Transcript to Audio file (condensed and edited):
Informant: Okay, this one…in my broken Russian, she [my mom] wakes me up, takes my hand in her hand and with her finger circles my palm and sings [song], and then she’s taking my fingers…one by one [chant], and then when she gets to my thumb [chant] and then tickles me. It’s basically a “this little piggy” equivalent so she’s taking each of my fingers and when she gets to the last one, she’s not giving it to me.
Collector: Can you do the entire thing through? Here…[offering my hand] do it to me.
(Informant does so.)
When I asked him when he first learned the chant, the informant said that his mother had probably been doing that since he was baby. When asked whether he knew where she had learned it, he replied that he did not. “I would guess probably from her mother…It never really mattered to me,” he said. “I mean of course now I’m curious and I’ll probably ask her later today, but it had never crossed my mind to ask her. For me it was just a way she showed that she loved me.”
In this instance, the folklore functions as a link for the informant to his childhood, his mother, and his heritage. In the beginning of the recording, the informant prefaces by saying, “In my broken Russian…” Nevertheless, despite any uncertainty he may have regarding his language skills, he doesn’t stumble with any of the examples of folk speech he shares, having grown up with all of it. As soon as he was able, he began performing the chant for his little sister who is now in the ninth grade since she was a baby. “When I do it nowadays though,” he chuckled, “she gets annoyed.”

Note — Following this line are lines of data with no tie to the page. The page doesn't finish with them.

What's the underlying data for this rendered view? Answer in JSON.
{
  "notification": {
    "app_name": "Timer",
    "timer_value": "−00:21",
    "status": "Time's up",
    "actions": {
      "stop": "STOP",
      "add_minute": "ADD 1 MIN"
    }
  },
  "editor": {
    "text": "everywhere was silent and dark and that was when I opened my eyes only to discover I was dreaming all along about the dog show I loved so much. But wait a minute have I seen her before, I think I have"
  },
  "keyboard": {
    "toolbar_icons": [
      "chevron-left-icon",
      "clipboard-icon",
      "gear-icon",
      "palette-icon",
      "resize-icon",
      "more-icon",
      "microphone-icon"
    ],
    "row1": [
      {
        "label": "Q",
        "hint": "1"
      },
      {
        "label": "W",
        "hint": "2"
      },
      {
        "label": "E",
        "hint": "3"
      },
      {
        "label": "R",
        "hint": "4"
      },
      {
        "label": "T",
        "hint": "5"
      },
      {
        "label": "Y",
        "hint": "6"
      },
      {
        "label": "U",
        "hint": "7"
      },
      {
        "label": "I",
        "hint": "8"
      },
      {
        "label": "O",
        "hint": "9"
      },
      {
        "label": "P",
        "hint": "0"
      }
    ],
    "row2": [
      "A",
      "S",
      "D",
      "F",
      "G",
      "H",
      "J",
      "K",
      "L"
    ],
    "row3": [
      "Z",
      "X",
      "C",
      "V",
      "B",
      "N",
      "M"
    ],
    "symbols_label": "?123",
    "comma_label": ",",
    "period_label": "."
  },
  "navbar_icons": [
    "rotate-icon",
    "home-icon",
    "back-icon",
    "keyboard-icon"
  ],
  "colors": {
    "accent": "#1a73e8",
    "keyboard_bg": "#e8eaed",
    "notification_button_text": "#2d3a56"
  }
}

The value of this example of folk speech is in how easily it’s become transmitted from mother to child and then from child to sibling. Though it’s no surprise, it’s funny that a fourteen year old girl would be annoyed with her twenty year old brother for continuing to perform it with her, since the chant is so intertwined with childhood – pre-adolescence. But also, perhaps being that the chant is interlaced with a Russian heritage given that it’s in Russian, it’d be interesting to inquire into whether the annoyance of the transmission is also tied to a reluctance to associate with the heritage through its traditions.

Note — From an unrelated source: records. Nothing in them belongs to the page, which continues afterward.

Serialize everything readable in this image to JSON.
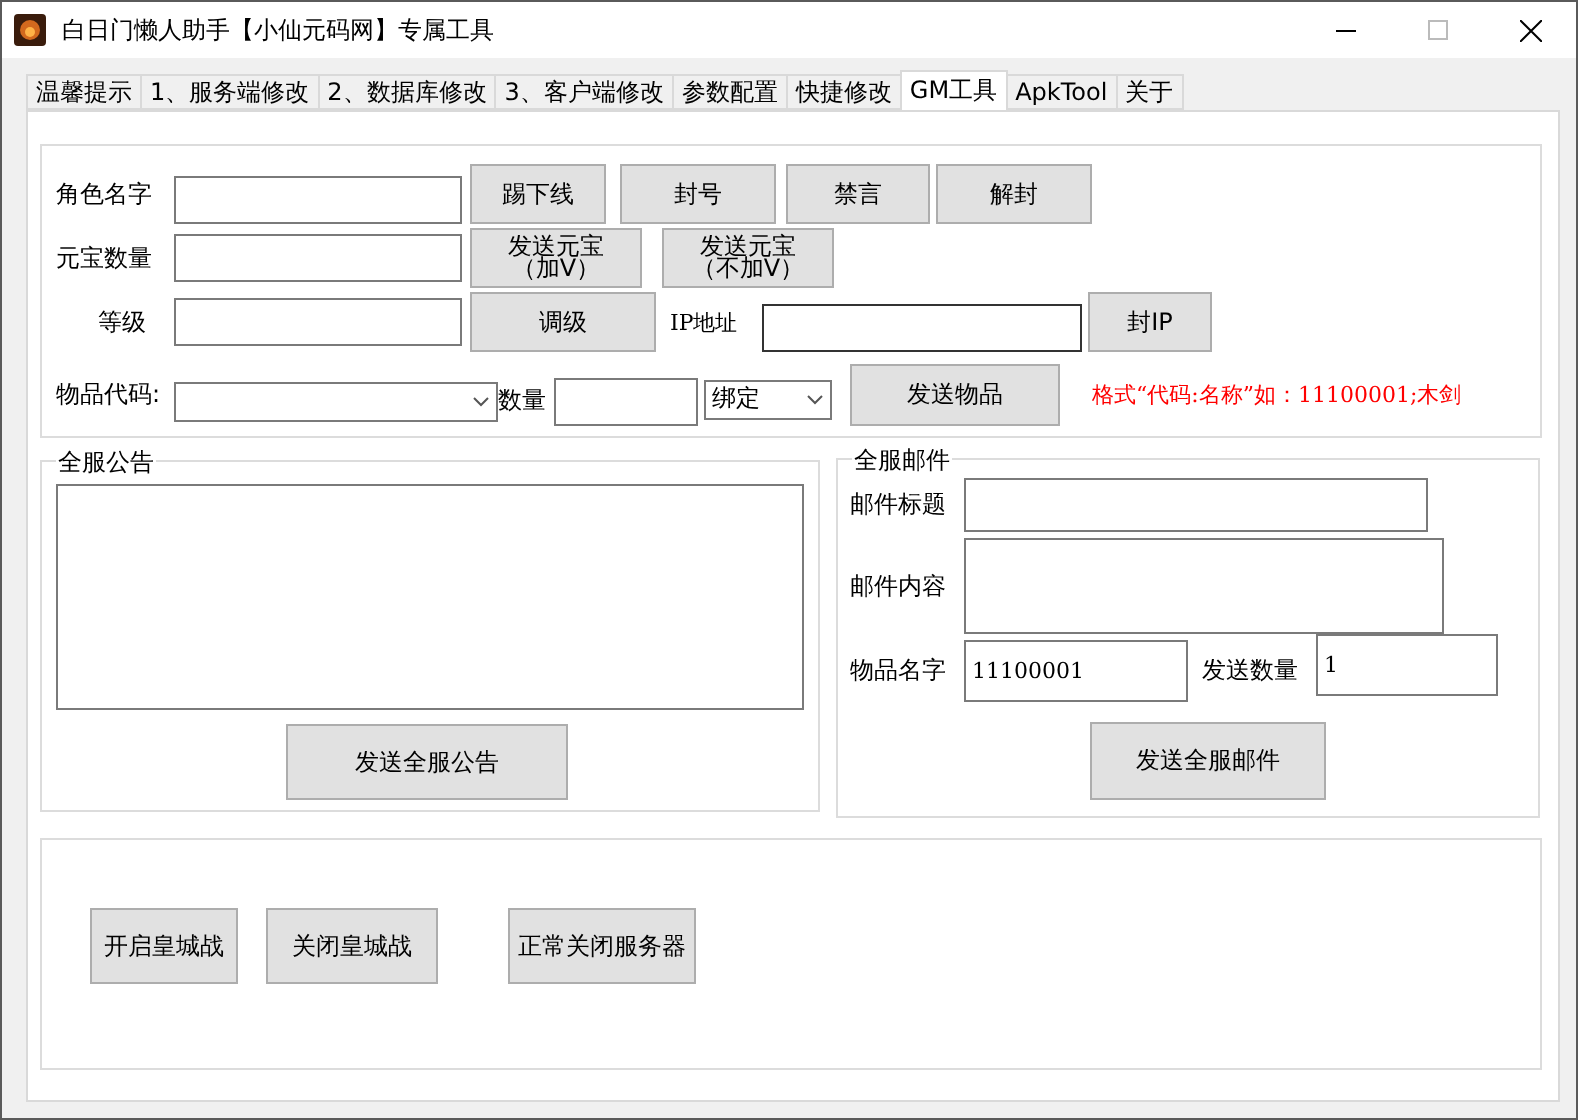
{
  "window": {
    "title": "白日门懒人助手【小仙元码网】专属工具"
  },
  "tabs": [
    {
      "label": "温馨提示",
      "selected": false
    },
    {
      "label": "1、服务端修改",
      "selected": false
    },
    {
      "label": "2、数据库修改",
      "selected": false
    },
    {
      "label": "3、客户端修改",
      "selected": false
    },
    {
      "label": "参数配置",
      "selected": false
    },
    {
      "label": "快捷修改",
      "selected": false
    },
    {
      "label": "GM工具",
      "selected": true
    },
    {
      "label": "ApkTool",
      "selected": false
    },
    {
      "label": "关于",
      "selected": false
    }
  ],
  "player": {
    "name_label": "角色名字",
    "buttons": [
      "踢下线",
      "封号",
      "禁言",
      "解封"
    ],
    "ingot_label": "元宝数量",
    "ingot_buttons": [
      [
        "发送元宝",
        "（加V）"
      ],
      [
        "发送元宝",
        "（不加V）"
      ]
    ],
    "level_label": "等级",
    "level_button": "调级",
    "ip_label": "IP地址",
    "ip_button": "封IP",
    "item_code_label": "物品代码:",
    "qty_label": "数量",
    "bind_value": "绑定",
    "send_item_button": "发送物品",
    "hint": "格式“代码:名称”如：11100001;木剑"
  },
  "announcement": {
    "title": "全服公告",
    "button": "发送全服公告"
  },
  "mail": {
    "title": "全服邮件",
    "subject_label": "邮件标题",
    "content_label": "邮件内容",
    "item_label": "物品名字",
    "item_value": "11100001",
    "qty_label": "发送数量",
    "qty_value": "1",
    "button": "发送全服邮件"
  },
  "server_buttons": [
    "开启皇城战",
    "关闭皇城战",
    "正常关闭服务器"
  ]
}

What’s also worth noting in this example is that the informant himself made the connection between the two cultures he’s affiliated with; in fact, he gave me the title “Little Piggy” for the song, when in fact there is no literal mention of a pig in the Russian version. Of course, as one who knows very little about the Russian language and culture, I appreciated the connection from one piece of folklore into another, as well as witnessing how someone of two heritages can reconcile what necessarily seem like they must be separate through common lore. Why not? Considering that both the Russian song and the Western “little piggy” chant both involve the child’s hands and specifically the fingers.